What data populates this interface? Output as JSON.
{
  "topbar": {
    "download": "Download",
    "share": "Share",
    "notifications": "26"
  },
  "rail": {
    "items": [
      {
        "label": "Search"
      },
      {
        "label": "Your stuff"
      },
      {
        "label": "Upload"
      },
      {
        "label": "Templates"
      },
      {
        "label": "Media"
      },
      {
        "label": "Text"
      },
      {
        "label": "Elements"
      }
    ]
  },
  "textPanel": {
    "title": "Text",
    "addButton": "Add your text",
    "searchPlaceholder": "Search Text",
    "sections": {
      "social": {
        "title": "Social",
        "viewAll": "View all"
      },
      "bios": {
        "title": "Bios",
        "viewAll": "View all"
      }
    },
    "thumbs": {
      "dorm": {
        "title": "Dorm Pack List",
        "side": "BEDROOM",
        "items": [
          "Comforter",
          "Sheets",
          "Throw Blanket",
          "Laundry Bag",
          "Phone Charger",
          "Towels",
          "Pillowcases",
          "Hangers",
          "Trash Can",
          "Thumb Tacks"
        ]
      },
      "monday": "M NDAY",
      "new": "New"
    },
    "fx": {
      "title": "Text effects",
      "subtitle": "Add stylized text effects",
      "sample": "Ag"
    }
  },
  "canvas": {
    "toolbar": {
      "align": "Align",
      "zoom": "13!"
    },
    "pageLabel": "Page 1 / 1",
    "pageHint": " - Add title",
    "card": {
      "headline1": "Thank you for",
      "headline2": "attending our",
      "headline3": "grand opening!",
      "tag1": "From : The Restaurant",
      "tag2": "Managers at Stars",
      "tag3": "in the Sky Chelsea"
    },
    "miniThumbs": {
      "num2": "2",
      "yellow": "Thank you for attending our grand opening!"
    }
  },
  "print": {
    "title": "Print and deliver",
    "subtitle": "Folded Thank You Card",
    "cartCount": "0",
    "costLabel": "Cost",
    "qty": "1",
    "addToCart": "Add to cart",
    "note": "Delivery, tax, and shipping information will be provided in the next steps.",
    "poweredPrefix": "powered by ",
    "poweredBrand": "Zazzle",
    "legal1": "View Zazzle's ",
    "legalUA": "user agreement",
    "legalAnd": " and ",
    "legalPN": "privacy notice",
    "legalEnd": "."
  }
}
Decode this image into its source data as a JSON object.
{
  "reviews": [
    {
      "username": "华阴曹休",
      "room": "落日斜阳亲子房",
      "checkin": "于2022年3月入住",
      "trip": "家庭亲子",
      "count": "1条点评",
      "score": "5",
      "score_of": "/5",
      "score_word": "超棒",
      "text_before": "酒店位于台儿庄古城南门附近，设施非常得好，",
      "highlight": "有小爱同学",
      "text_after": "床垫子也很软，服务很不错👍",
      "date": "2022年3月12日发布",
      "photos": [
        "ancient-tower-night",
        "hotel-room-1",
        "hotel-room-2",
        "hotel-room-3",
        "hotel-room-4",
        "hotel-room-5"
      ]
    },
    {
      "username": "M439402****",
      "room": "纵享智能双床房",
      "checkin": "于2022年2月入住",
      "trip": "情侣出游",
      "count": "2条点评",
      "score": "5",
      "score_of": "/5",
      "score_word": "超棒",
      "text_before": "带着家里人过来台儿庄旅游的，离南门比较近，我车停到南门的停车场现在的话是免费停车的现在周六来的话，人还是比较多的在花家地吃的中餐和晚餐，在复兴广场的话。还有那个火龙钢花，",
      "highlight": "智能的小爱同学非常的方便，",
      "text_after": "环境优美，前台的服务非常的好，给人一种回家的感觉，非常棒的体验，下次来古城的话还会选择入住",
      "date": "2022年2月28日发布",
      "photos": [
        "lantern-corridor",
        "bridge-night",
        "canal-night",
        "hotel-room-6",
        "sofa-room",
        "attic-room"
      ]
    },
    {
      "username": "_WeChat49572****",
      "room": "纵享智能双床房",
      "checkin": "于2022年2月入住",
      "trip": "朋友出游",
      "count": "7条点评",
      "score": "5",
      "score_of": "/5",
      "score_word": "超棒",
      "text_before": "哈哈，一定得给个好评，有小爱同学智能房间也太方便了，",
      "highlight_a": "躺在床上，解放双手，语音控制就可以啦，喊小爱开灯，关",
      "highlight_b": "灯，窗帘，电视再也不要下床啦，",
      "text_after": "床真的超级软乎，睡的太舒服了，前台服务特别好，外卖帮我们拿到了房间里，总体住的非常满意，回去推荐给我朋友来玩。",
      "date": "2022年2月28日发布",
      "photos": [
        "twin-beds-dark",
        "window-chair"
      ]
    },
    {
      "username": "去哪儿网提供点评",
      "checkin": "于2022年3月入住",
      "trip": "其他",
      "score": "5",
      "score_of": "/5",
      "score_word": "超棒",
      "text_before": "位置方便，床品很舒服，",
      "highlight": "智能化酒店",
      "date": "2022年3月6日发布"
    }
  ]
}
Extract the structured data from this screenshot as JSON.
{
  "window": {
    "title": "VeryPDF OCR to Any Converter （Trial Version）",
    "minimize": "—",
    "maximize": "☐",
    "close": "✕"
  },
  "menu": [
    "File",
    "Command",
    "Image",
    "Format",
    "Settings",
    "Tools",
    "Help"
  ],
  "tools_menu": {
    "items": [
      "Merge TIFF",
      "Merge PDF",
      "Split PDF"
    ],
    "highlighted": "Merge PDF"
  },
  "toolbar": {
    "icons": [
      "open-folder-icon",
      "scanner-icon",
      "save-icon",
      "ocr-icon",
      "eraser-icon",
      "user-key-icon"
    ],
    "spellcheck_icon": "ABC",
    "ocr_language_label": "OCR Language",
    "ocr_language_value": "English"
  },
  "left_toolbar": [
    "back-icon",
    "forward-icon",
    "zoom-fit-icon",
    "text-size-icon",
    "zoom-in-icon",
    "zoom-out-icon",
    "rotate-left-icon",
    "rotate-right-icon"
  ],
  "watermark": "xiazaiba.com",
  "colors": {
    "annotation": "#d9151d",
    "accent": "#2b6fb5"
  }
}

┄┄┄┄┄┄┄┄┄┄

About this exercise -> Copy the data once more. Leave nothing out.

Answer to the exercise ->
What data populates this interface? Output as JSON.
{
  "topbar": {
    "download": "Download",
    "share": "Share",
    "notifications": "26"
  },
  "rail": {
    "items": [
      {
        "label": "Search"
      },
      {
        "label": "Your stuff"
      },
      {
        "label": "Upload"
      },
      {
        "label": "Templates"
      },
      {
        "label": "Media"
      },
      {
        "label": "Text"
      },
      {
        "label": "Elements"
      }
    ]
  },
  "textPanel": {
    "title": "Text",
    "addButton": "Add your text",
    "searchPlaceholder": "Search Text",
    "sections": {
      "social": {
        "title": "Social",
        "viewAll": "View all"
      },
      "bios": {
        "title": "Bios",
        "viewAll": "View all"
      }
    },
    "thumbs": {
      "dorm": {
        "title": "Dorm Pack List",
        "side": "BEDROOM",
        "items": [
          "Comforter",
          "Sheets",
          "Throw Blanket",
          "Laundry Bag",
          "Phone Charger",
          "Towels",
          "Pillowcases",
          "Hangers",
          "Trash Can",
          "Thumb Tacks"
        ]
      },
      "monday": "M NDAY",
      "new": "New"
    },
    "fx": {
      "title": "Text effects",
      "subtitle": "Add stylized text effects",
      "sample": "Ag"
    }
  },
  "canvas": {
    "toolbar": {
      "align": "Align",
      "zoom": "13!"
    },
    "pageLabel": "Page 1 / 1",
    "pageHint": " - Add title",
    "card": {
      "headline1": "Thank you for",
      "headline2": "attending our",
      "headline3": "grand opening!",
      "tag1": "From : The Restaurant",
      "tag2": "Managers at Stars",
      "tag3": "in the Sky Chelsea"
    },
    "miniThumbs": {
      "num2": "2",
      "yellow": "Thank you for attending our grand opening!"
    }
  },
  "print": {
    "title": "Print and deliver",
    "subtitle": "Folded Thank You Card",
    "cartCount": "0",
    "costLabel": "Cost",
    "qty": "1",
    "addToCart": "Add to cart",
    "note": "Delivery, tax, and shipping information will be provided in the next steps.",
    "poweredPrefix": "powered by ",
    "poweredBrand": "Zazzle",
    "legal1": "View Zazzle's ",
    "legalUA": "user agreement",
    "legalAnd": " and ",
    "legalPN": "privacy notice",
    "legalEnd": "."
  }
}
Decode this image into its source data as a JSON object.
{
  "reviews": [
    {
      "username": "华阴曹休",
      "room": "落日斜阳亲子房",
      "checkin": "于2022年3月入住",
      "trip": "家庭亲子",
      "count": "1条点评",
      "score": "5",
      "score_of": "/5",
      "score_word": "超棒",
      "text_before": "酒店位于台儿庄古城南门附近，设施非常得好，",
      "highlight": "有小爱同学",
      "text_after": "床垫子也很软，服务很不错👍",
      "date": "2022年3月12日发布",
      "photos": [
        "ancient-tower-night",
        "hotel-room-1",
        "hotel-room-2",
        "hotel-room-3",
        "hotel-room-4",
        "hotel-room-5"
      ]
    },
    {
      "username": "M439402****",
      "room": "纵享智能双床房",
      "checkin": "于2022年2月入住",
      "trip": "情侣出游",
      "count": "2条点评",
      "score": "5",
      "score_of": "/5",
      "score_word": "超棒",
      "text_before": "带着家里人过来台儿庄旅游的，离南门比较近，我车停到南门的停车场现在的话是免费停车的现在周六来的话，人还是比较多的在花家地吃的中餐和晚餐，在复兴广场的话。还有那个火龙钢花，",
      "highlight": "智能的小爱同学非常的方便，",
      "text_after": "环境优美，前台的服务非常的好，给人一种回家的感觉，非常棒的体验，下次来古城的话还会选择入住",
      "date": "2022年2月28日发布",
      "photos": [
        "lantern-corridor",
        "bridge-night",
        "canal-night",
        "hotel-room-6",
        "sofa-room",
        "attic-room"
      ]
    },
    {
      "username": "_WeChat49572****",
      "room": "纵享智能双床房",
      "checkin": "于2022年2月入住",
      "trip": "朋友出游",
      "count": "7条点评",
      "score": "5",
      "score_of": "/5",
      "score_word": "超棒",
      "text_before": "哈哈，一定得给个好评，有小爱同学智能房间也太方便了，",
      "highlight_a": "躺在床上，解放双手，语音控制就可以啦，喊小爱开灯，关",
      "highlight_b": "灯，窗帘，电视再也不要下床啦，",
      "text_after": "床真的超级软乎，睡的太舒服了，前台服务特别好，外卖帮我们拿到了房间里，总体住的非常满意，回去推荐给我朋友来玩。",
      "date": "2022年2月28日发布",
      "photos": [
        "twin-beds-dark",
        "window-chair"
      ]
    },
    {
      "username": "去哪儿网提供点评",
      "checkin": "于2022年3月入住",
      "trip": "其他",
      "score": "5",
      "score_of": "/5",
      "score_word": "超棒",
      "text_before": "位置方便，床品很舒服，",
      "highlight": "智能化酒店",
      "date": "2022年3月6日发布"
    }
  ]
}
Extract the structured data from this screenshot as JSON.
{
  "window": {
    "title": "VeryPDF OCR to Any Converter （Trial Version）",
    "minimize": "—",
    "maximize": "☐",
    "close": "✕"
  },
  "menu": [
    "File",
    "Command",
    "Image",
    "Format",
    "Settings",
    "Tools",
    "Help"
  ],
  "tools_menu": {
    "items": [
      "Merge TIFF",
      "Merge PDF",
      "Split PDF"
    ],
    "highlighted": "Merge PDF"
  },
  "toolbar": {
    "icons": [
      "open-folder-icon",
      "scanner-icon",
      "save-icon",
      "ocr-icon",
      "eraser-icon",
      "user-key-icon"
    ],
    "spellcheck_icon": "ABC",
    "ocr_language_label": "OCR Language",
    "ocr_language_value": "English"
  },
  "left_toolbar": [
    "back-icon",
    "forward-icon",
    "zoom-fit-icon",
    "text-size-icon",
    "zoom-in-icon",
    "zoom-out-icon",
    "rotate-left-icon",
    "rotate-right-icon"
  ],
  "watermark": "xiazaiba.com",
  "colors": {
    "annotation": "#d9151d",
    "accent": "#2b6fb5"
  }
}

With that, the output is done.